====== DATA FOR THIS TASK
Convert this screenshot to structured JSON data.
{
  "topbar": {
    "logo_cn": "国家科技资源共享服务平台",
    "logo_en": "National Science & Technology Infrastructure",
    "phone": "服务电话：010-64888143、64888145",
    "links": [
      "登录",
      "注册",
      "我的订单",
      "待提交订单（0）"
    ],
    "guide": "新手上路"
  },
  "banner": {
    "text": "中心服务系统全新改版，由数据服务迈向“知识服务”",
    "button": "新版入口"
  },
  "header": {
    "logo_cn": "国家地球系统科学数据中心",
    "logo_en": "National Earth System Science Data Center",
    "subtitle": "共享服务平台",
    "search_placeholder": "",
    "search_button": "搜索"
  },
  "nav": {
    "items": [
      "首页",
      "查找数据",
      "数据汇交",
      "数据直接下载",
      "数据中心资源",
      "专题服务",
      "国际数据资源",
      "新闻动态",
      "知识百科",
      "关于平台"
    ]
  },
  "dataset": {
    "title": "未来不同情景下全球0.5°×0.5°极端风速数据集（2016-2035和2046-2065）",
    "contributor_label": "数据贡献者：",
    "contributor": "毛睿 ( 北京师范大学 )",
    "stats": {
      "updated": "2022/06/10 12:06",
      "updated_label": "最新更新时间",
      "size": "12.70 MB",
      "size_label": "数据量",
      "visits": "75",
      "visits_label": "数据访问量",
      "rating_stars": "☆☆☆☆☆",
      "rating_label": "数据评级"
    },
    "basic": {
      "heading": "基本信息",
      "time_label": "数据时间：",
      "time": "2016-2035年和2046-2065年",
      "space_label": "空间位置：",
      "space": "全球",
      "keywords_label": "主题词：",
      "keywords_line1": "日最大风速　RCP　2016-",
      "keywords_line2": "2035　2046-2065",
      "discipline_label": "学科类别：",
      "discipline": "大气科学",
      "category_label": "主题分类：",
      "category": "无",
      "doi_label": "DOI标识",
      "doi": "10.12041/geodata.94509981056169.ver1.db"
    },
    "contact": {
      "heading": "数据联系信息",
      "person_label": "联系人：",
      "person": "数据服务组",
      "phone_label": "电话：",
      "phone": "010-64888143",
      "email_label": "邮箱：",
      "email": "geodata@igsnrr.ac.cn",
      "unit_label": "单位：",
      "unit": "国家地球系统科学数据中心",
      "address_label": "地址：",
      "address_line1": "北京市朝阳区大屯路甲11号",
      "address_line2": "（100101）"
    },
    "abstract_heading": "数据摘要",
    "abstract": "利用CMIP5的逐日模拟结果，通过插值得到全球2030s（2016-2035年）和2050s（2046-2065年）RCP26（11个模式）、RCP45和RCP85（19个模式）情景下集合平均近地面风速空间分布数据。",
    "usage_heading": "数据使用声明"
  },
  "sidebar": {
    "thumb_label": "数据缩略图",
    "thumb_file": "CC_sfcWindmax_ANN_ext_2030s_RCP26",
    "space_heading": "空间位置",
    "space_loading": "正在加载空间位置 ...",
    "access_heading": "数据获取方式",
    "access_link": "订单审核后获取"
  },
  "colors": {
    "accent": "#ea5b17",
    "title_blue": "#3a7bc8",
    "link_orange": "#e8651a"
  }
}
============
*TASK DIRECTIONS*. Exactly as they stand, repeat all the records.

*FINISHED EXERCISE*.
Convert this screenshot to structured JSON data.
{
  "topbar": {
    "logo_cn": "国家科技资源共享服务平台",
    "logo_en": "National Science & Technology Infrastructure",
    "phone": "服务电话：010-64888143、64888145",
    "links": [
      "登录",
      "注册",
      "我的订单",
      "待提交订单（0）"
    ],
    "guide": "新手上路"
  },
  "banner": {
    "text": "中心服务系统全新改版，由数据服务迈向“知识服务”",
    "button": "新版入口"
  },
  "header": {
    "logo_cn": "国家地球系统科学数据中心",
    "logo_en": "National Earth System Science Data Center",
    "subtitle": "共享服务平台",
    "search_placeholder": "",
    "search_button": "搜索"
  },
  "nav": {
    "items": [
      "首页",
      "查找数据",
      "数据汇交",
      "数据直接下载",
      "数据中心资源",
      "专题服务",
      "国际数据资源",
      "新闻动态",
      "知识百科",
      "关于平台"
    ]
  },
  "dataset": {
    "title": "未来不同情景下全球0.5°×0.5°极端风速数据集（2016-2035和2046-2065）",
    "contributor_label": "数据贡献者：",
    "contributor": "毛睿 ( 北京师范大学 )",
    "stats": {
      "updated": "2022/06/10 12:06",
      "updated_label": "最新更新时间",
      "size": "12.70 MB",
      "size_label": "数据量",
      "visits": "75",
      "visits_label": "数据访问量",
      "rating_stars": "☆☆☆☆☆",
      "rating_label": "数据评级"
    },
    "basic": {
      "heading": "基本信息",
      "time_label": "数据时间：",
      "time": "2016-2035年和2046-2065年",
      "space_label": "空间位置：",
      "space": "全球",
      "keywords_label": "主题词：",
      "keywords_line1": "日最大风速　RCP　2016-",
      "keywords_line2": "2035　2046-2065",
      "discipline_label": "学科类别：",
      "discipline": "大气科学",
      "category_label": "主题分类：",
      "category": "无",
      "doi_label": "DOI标识",
      "doi": "10.12041/geodata.94509981056169.ver1.db"
    },
    "contact": {
      "heading": "数据联系信息",
      "person_label": "联系人：",
      "person": "数据服务组",
      "phone_label": "电话：",
      "phone": "010-64888143",
      "email_label": "邮箱：",
      "email": "geodata@igsnrr.ac.cn",
      "unit_label": "单位：",
      "unit": "国家地球系统科学数据中心",
      "address_label": "地址：",
      "address_line1": "北京市朝阳区大屯路甲11号",
      "address_line2": "（100101）"
    },
    "abstract_heading": "数据摘要",
    "abstract": "利用CMIP5的逐日模拟结果，通过插值得到全球2030s（2016-2035年）和2050s（2046-2065年）RCP26（11个模式）、RCP45和RCP85（19个模式）情景下集合平均近地面风速空间分布数据。",
    "usage_heading": "数据使用声明"
  },
  "sidebar": {
    "thumb_label": "数据缩略图",
    "thumb_file": "CC_sfcWindmax_ANN_ext_2030s_RCP26",
    "space_heading": "空间位置",
    "space_loading": "正在加载空间位置 ...",
    "access_heading": "数据获取方式",
    "access_link": "订单审核后获取"
  },
  "colors": {
    "accent": "#ea5b17",
    "title_blue": "#3a7bc8",
    "link_orange": "#e8651a"
  }
}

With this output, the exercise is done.